Around the beginning of 1971 Wonder's Motown contract ran out. Again no one noticed--no one but Stevie and Motown. Like any overprotective parent, Motown can be nasty when the kids get ideas of their own. The great Holland-Dozier-Holland production team had to fight years of lawsuits before establishing its own company, and neither David Ruffin nor Eddie Kendricks has survived the benign neglect with which Motown permitted them to leave the Temptations. But in the end Wonder returned to Motown with Music of My Mind, an album he had not only produced but also financed himself. There were minor hits on it. Then he and his integrated band, Wonderlove, did a well-reviewed tour with the Rolling Stones. Still he was half-ignored by everyone, including Motown. That stopped when "Superstition" became a number-one single, his second, after almost a decade. The vice-president of Motown presented him with a platinum record for "Superstition" and a gold record for the album Talking Book at a sold-out concert at Carnegie Hall.
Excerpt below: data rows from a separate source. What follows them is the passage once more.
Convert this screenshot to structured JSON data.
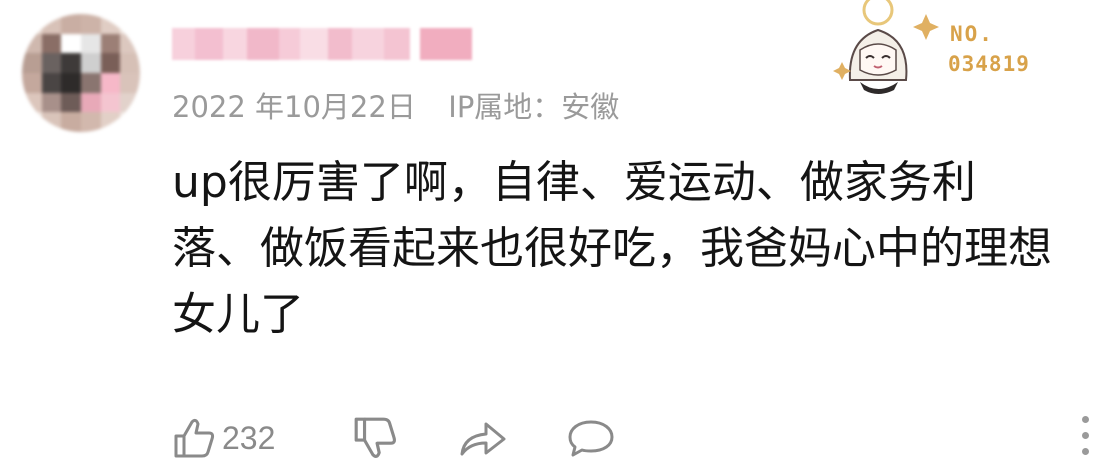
{
  "comment": {
    "date": "2022 年10月22日",
    "ip_location": "IP属地：安徽",
    "text": "up很厉害了啊，自律、爱运动、做家务利落、做饭看起来也很好吃，我爸妈心中的理想女儿了",
    "badge": {
      "label": "NO.",
      "number": "034819"
    },
    "likes": "232"
  },
  "icons": {
    "like": "thumbs-up-icon",
    "dislike": "thumbs-down-icon",
    "share": "share-icon",
    "reply": "comment-icon",
    "more": "more-vertical-icon"
  },
  "colors": {
    "badge_gold": "#d8a24a",
    "meta_gray": "#9a9a9a",
    "text": "#141414",
    "username_pink": "#f2b6c8"
  }
}
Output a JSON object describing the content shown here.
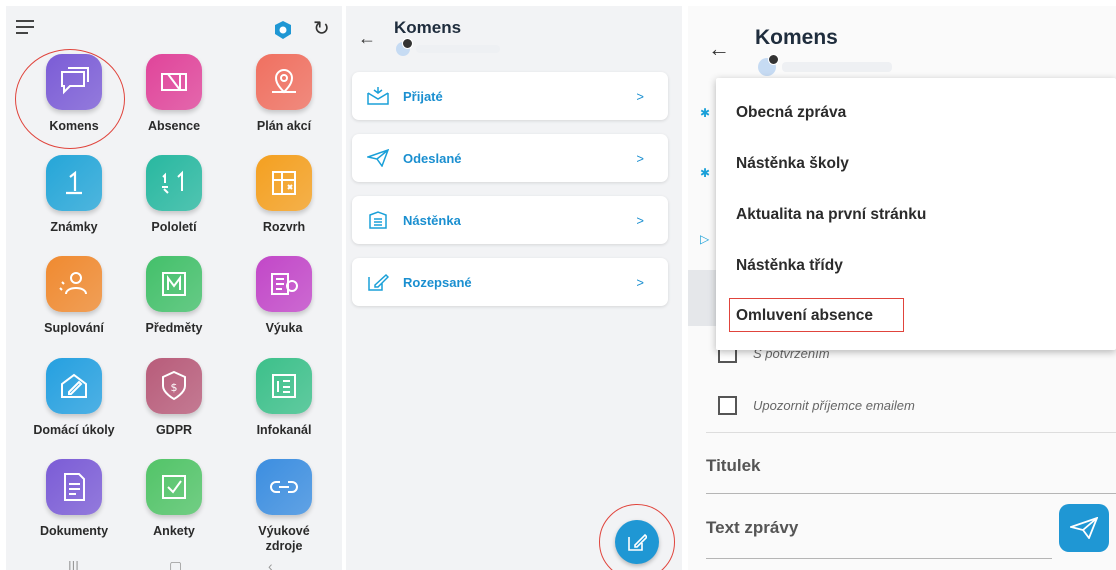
{
  "panel1": {
    "icons": {
      "menu": "hamburger-icon",
      "shield": "shield-icon",
      "refresh": "refresh-icon"
    },
    "apps": [
      {
        "label": "Komens",
        "icon": "chat-icon",
        "color": "#7b5cd6"
      },
      {
        "label": "Absence",
        "icon": "absence-icon",
        "color": "#e0449a"
      },
      {
        "label": "Plán akcí",
        "icon": "map-pin-icon",
        "color": "#f07060"
      },
      {
        "label": "Známky",
        "icon": "grade-one-icon",
        "color": "#25a6d8"
      },
      {
        "label": "Pololetí",
        "icon": "half-year-icon",
        "color": "#28b8a0"
      },
      {
        "label": "Rozvrh",
        "icon": "timetable-icon",
        "color": "#f4a020"
      },
      {
        "label": "Suplování",
        "icon": "substitute-icon",
        "color": "#f08a30"
      },
      {
        "label": "Předměty",
        "icon": "subjects-icon",
        "color": "#43c06a"
      },
      {
        "label": "Výuka",
        "icon": "teaching-icon",
        "color": "#c247c8"
      },
      {
        "label": "Domácí úkoly",
        "icon": "homework-icon",
        "color": "#25a0e0"
      },
      {
        "label": "GDPR",
        "icon": "gdpr-icon",
        "color": "#b85c7a"
      },
      {
        "label": "Infokanál",
        "icon": "infochannel-icon",
        "color": "#3cc08a"
      },
      {
        "label": "Dokumenty",
        "icon": "document-icon",
        "color": "#7b5cd6"
      },
      {
        "label": "Ankety",
        "icon": "poll-icon",
        "color": "#52c468"
      },
      {
        "label": "Výukové zdroje",
        "icon": "link-icon",
        "color": "#3c8ee0"
      }
    ]
  },
  "panel2": {
    "title": "Komens",
    "folders": [
      {
        "label": "Přijaté",
        "icon": "inbox-icon"
      },
      {
        "label": "Odeslané",
        "icon": "send-icon"
      },
      {
        "label": "Nástěnka",
        "icon": "noticeboard-icon"
      },
      {
        "label": "Rozepsané",
        "icon": "draft-edit-icon"
      }
    ],
    "chevron": ">",
    "fab_icon": "compose-icon"
  },
  "panel3": {
    "title": "Komens",
    "dropdown": [
      "Obecná zpráva",
      "Nástěnka školy",
      "Aktualita na první stránku",
      "Nástěnka třídy",
      "Omluvení absence"
    ],
    "checkboxes": [
      "S potvrzením",
      "Upozornit příjemce emailem"
    ],
    "title_field": "Titulek",
    "text_field": "Text zprávy",
    "send_icon": "send-icon"
  },
  "colors": {
    "accent": "#1f97d4",
    "highlight": "#e0443c"
  }
}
Because he is blind, Wonder has always been compared to Ray Charles. Although both singers flaunt an unembarrassed relish for aural fancy that may relate to their sightlessness, the comparison has always seemed a little inept. Ray Charles did create soul music, after all. Stevie Wonder is just a talented kid. Yet now Wonder is in a position to synthesize something equally far-reaching: He is young enough and rich enough to put five years of brotherhood and black-beauty and youth-culture and believe-in-music rhetoric into practice. At twenty-two, he plays countless instruments, excelling on the ARP synthesizer. He has been a great singer for at least five years. His music is more than modernized blues/soul/jazz/gospel, borrowing from disparate white sources as well. Unlike Jimi Hendrix, he doesn't have to win over the black audience, and unlike Hendrix and Sly Stone, he doesn't seem likely to destroy himself. He is blessed with an unpretentious natural optimism that proceeds from his experience, for after all, he had all the odds against him and never lost a round. Potentially, Stevie Wonder could be the center of a whole new kind of rock and roll.
Since Wonder approaches his career with the same freewheeling instinct that shapes his music, he may not achieve popular supersuccess--that requires real cunning. But he does say that if he could set an arena dancing the way Sly does, he would never be late for a concert in his life. It's probably true, too. If this is top be a decade of upbeat performers, I'd just as soon they have as much right to the upbeat as Stevie Wonder does.
Newsday, Feb. 1973